It is correct in saying that most of our better aged Bourbons are found in the bottom two tiers of our 6 tier high single story warehouses, but there are exceptions even here. I've seen some really good older Bourbon in which the barrels were aged in the top tiers. I don't "think" that would happen too often in a multi-story warehouse - from the 2nd floor up.

The vast majority of our barrels are heavy (4) char, but we use ~15% medium (3) char. We fill our barrels with 120 proof distillate. We've run experiments at 105, 110, 115 and 125 proof. We continue to run experiments, but I have been amazed that in blind taste tests the 120 proof filled barrels (with a little more age) has faired as well as the lower proofs. The taste tests were so close it was not worth changing our entry strength - even if we have to age the barrels 6 mos. to a year longer at 120 proof.

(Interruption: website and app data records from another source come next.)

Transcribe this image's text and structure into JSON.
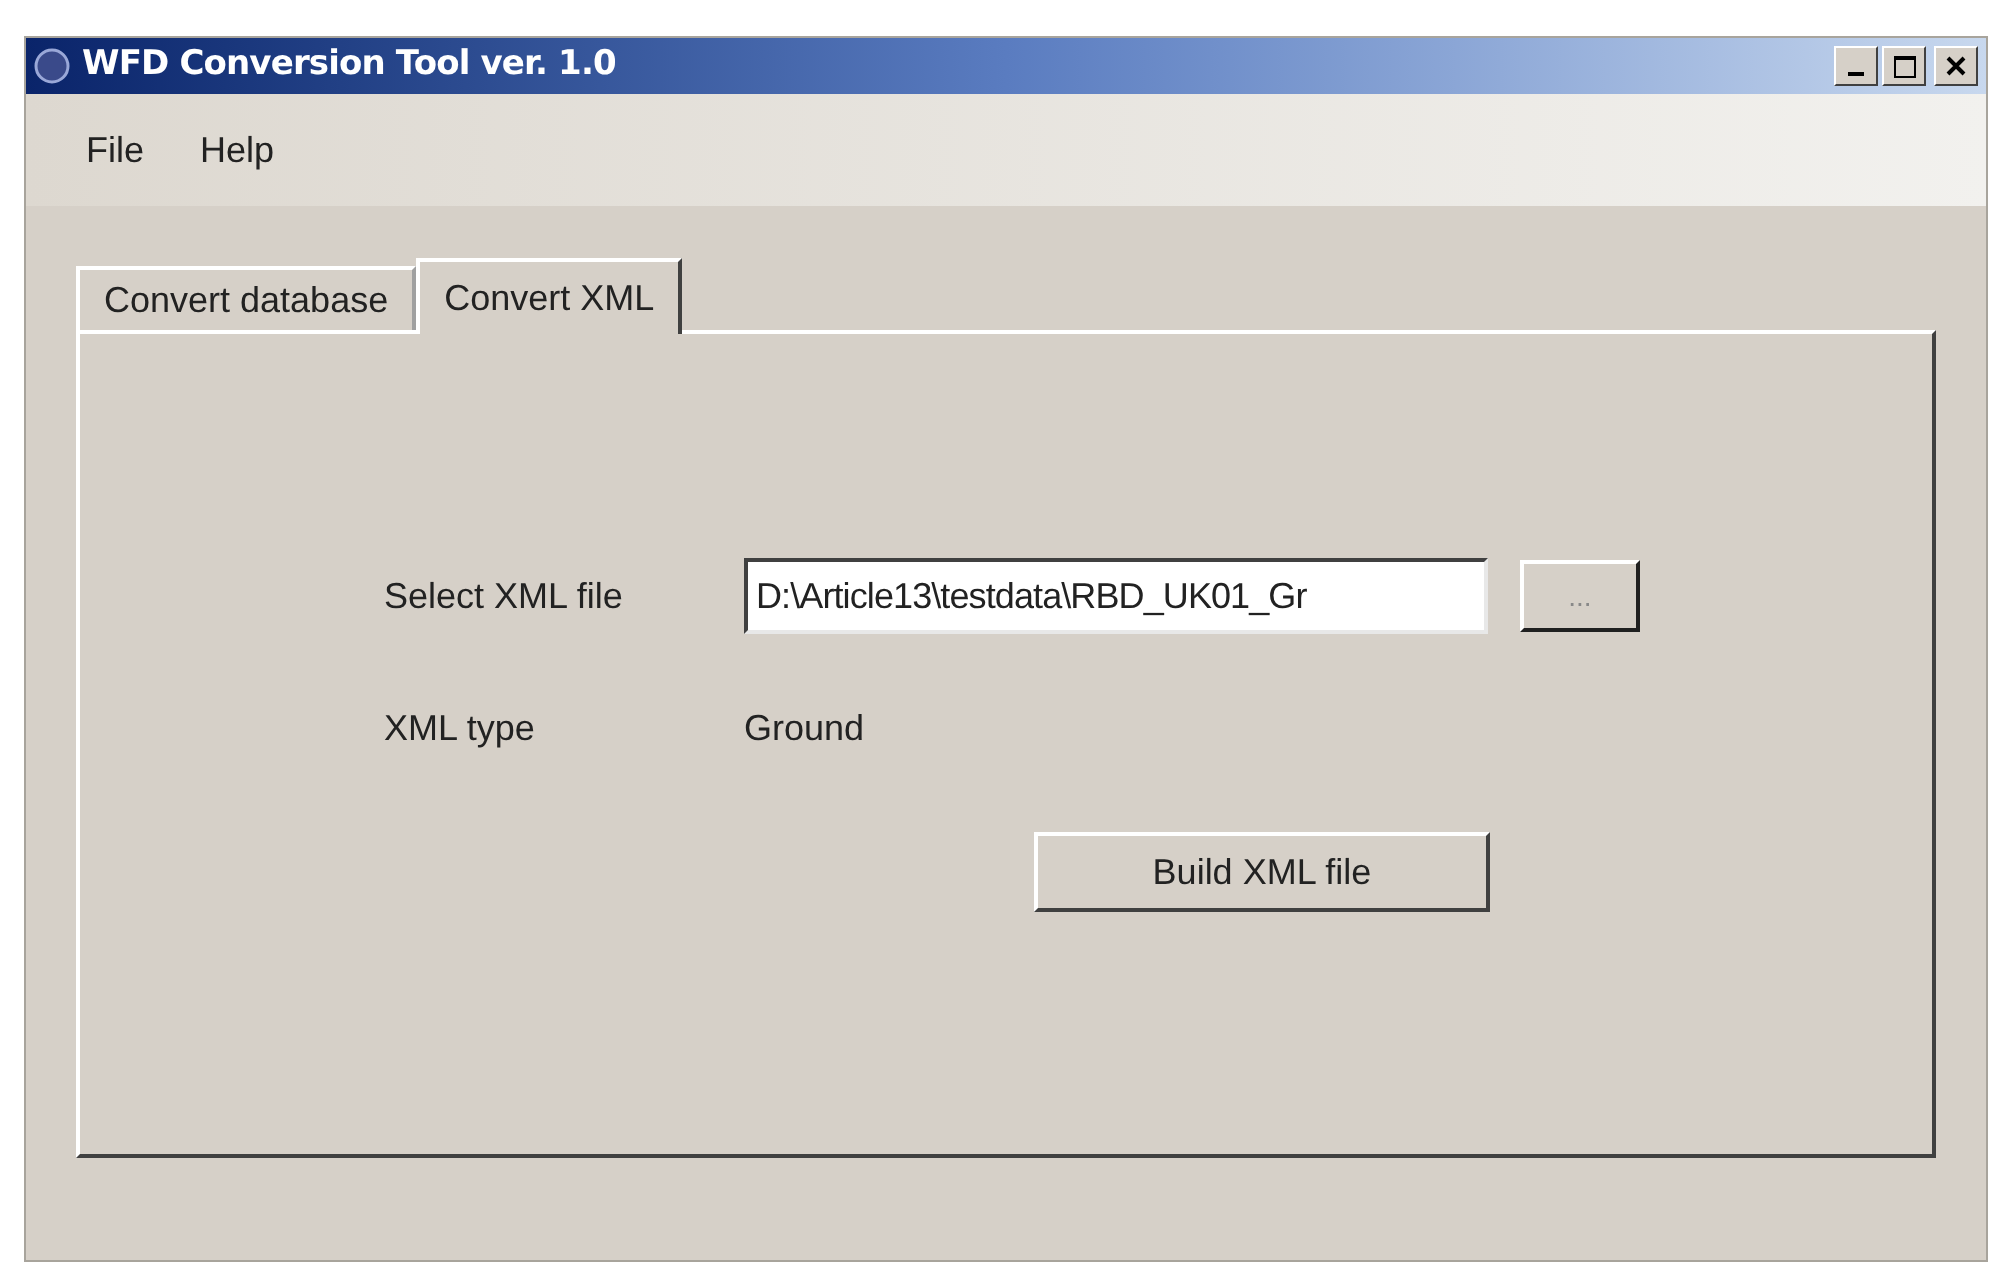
{
  "window": {
    "title": "WFD Conversion Tool ver. 1.0"
  },
  "menu": [
    "File",
    "Help"
  ],
  "tabs": [
    {
      "label": "Convert database",
      "selected": false
    },
    {
      "label": "Convert XML",
      "selected": true
    }
  ],
  "form": {
    "file_label": "Select XML file",
    "file_value": "D:\\Article13\\testdata\\RBD_UK01_Gr",
    "browse_button": "...",
    "type_label": "XML type",
    "type_value": "Ground",
    "build_button": "Build XML file"
  }
}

Plus, at a lower proof the age in the bottle could be lowered and as discussed earlier the perception is that more age is a good thing. Lowering the age of Bourbon for bottling might be an economic plus on the production end of business but totally offset in the market. (I'm just talking out-loud and theorizing as I go along.)

Our single story warehouses benefit us via conformance to standard flavor profiles and consistency and could be beneficial IF we had an older Bourbon (including an age claim) on the market.

I think most Bourbons on the market (> 15 years age) are limited editions -even if it is not stated on the labels. That's all we will ever have LE older Bourbons - at least until the time I retire. I hope someday we can have a really old LE Bourbon, but in all honesty it's doubtful.

Question #8 

1 comment:

  1. This series of Q and A was fantastic Greg. Many thanks for taking the time for these posts. Some really good information nuggets in here.